*** Records to use Section Begins ***

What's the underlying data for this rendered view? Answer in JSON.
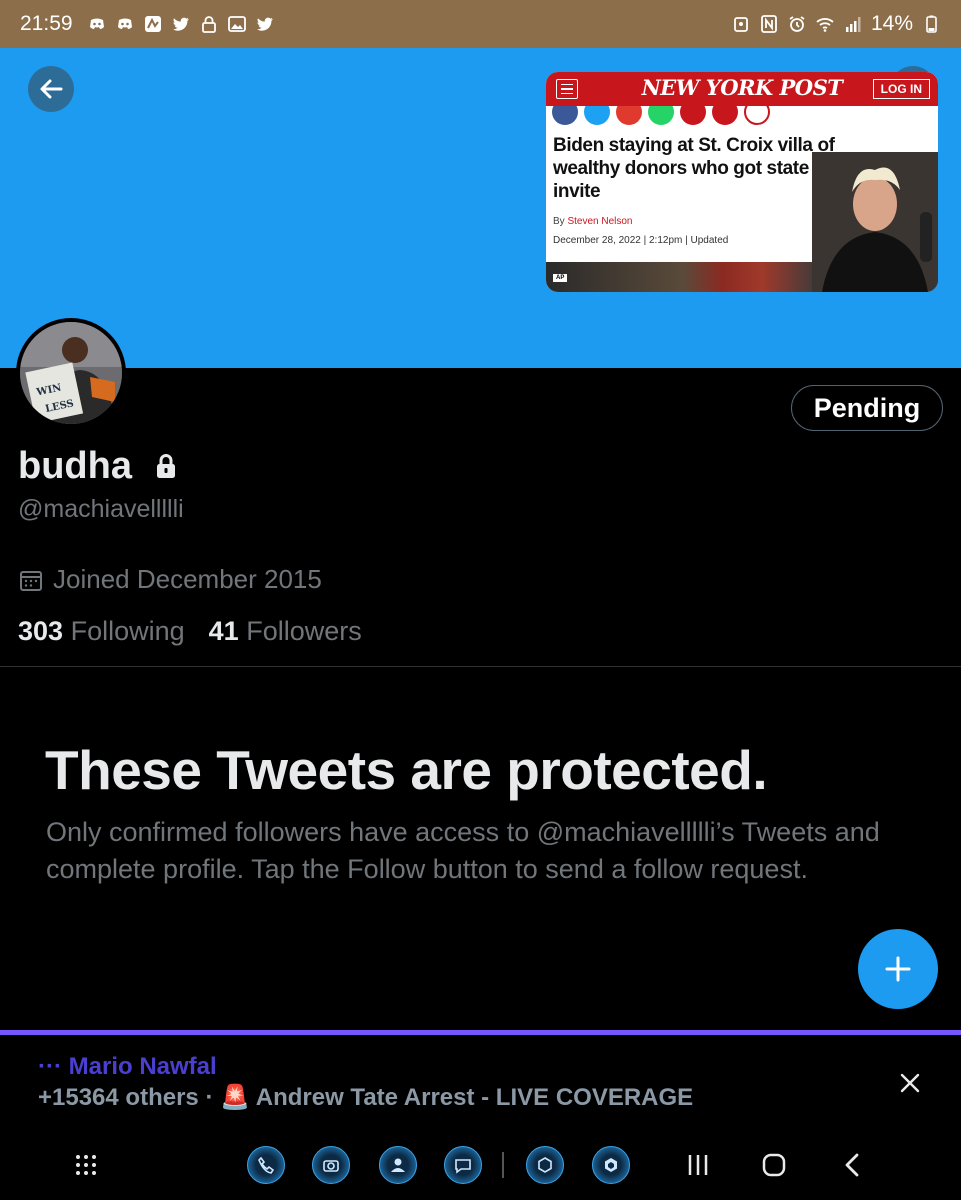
{
  "status_bar": {
    "time": "21:59",
    "battery": "14%"
  },
  "banner": {
    "news_card": {
      "logo": "NEW YORK POST",
      "login_label": "LOG IN",
      "headline": "Biden staying at St. Croix villa of wealthy donors who got state dinr invite",
      "byline_prefix": "By",
      "author": "Steven Nelson",
      "date": "December 28, 2022",
      "time": "2:12pm",
      "updated": "Updated",
      "photo_credit": "AP"
    }
  },
  "profile": {
    "display_name": "budha",
    "handle": "@machiavellllli",
    "joined": "Joined December 2015",
    "following_count": "303",
    "following_label": "Following",
    "followers_count": "41",
    "followers_label": "Followers",
    "pending_label": "Pending"
  },
  "protected": {
    "title": "These Tweets are protected.",
    "body": "Only confirmed followers have access to @machiavellllli’s Tweets and complete profile. Tap the Follow button to send a follow request."
  },
  "space_bar": {
    "host": "··· Mario Nawfal",
    "title": "+15364 others · 🚨 Andrew Tate Arrest - LIVE COVERAGE"
  },
  "colors": {
    "accent": "#1d9bf0",
    "status_bar": "#8d6e4a",
    "space_border": "#7856ff"
  }
}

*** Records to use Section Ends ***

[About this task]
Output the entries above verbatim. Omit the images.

[Your response]
What's the underlying data for this rendered view? Answer in JSON.
{
  "status_bar": {
    "time": "21:59",
    "battery": "14%"
  },
  "banner": {
    "news_card": {
      "logo": "NEW YORK POST",
      "login_label": "LOG IN",
      "headline": "Biden staying at St. Croix villa of wealthy donors who got state dinr invite",
      "byline_prefix": "By",
      "author": "Steven Nelson",
      "date": "December 28, 2022",
      "time": "2:12pm",
      "updated": "Updated",
      "photo_credit": "AP"
    }
  },
  "profile": {
    "display_name": "budha",
    "handle": "@machiavellllli",
    "joined": "Joined December 2015",
    "following_count": "303",
    "following_label": "Following",
    "followers_count": "41",
    "followers_label": "Followers",
    "pending_label": "Pending"
  },
  "protected": {
    "title": "These Tweets are protected.",
    "body": "Only confirmed followers have access to @machiavellllli’s Tweets and complete profile. Tap the Follow button to send a follow request."
  },
  "space_bar": {
    "host": "··· Mario Nawfal",
    "title": "+15364 others · 🚨 Andrew Tate Arrest - LIVE COVERAGE"
  },
  "colors": {
    "accent": "#1d9bf0",
    "status_bar": "#8d6e4a",
    "space_border": "#7856ff"
  }
}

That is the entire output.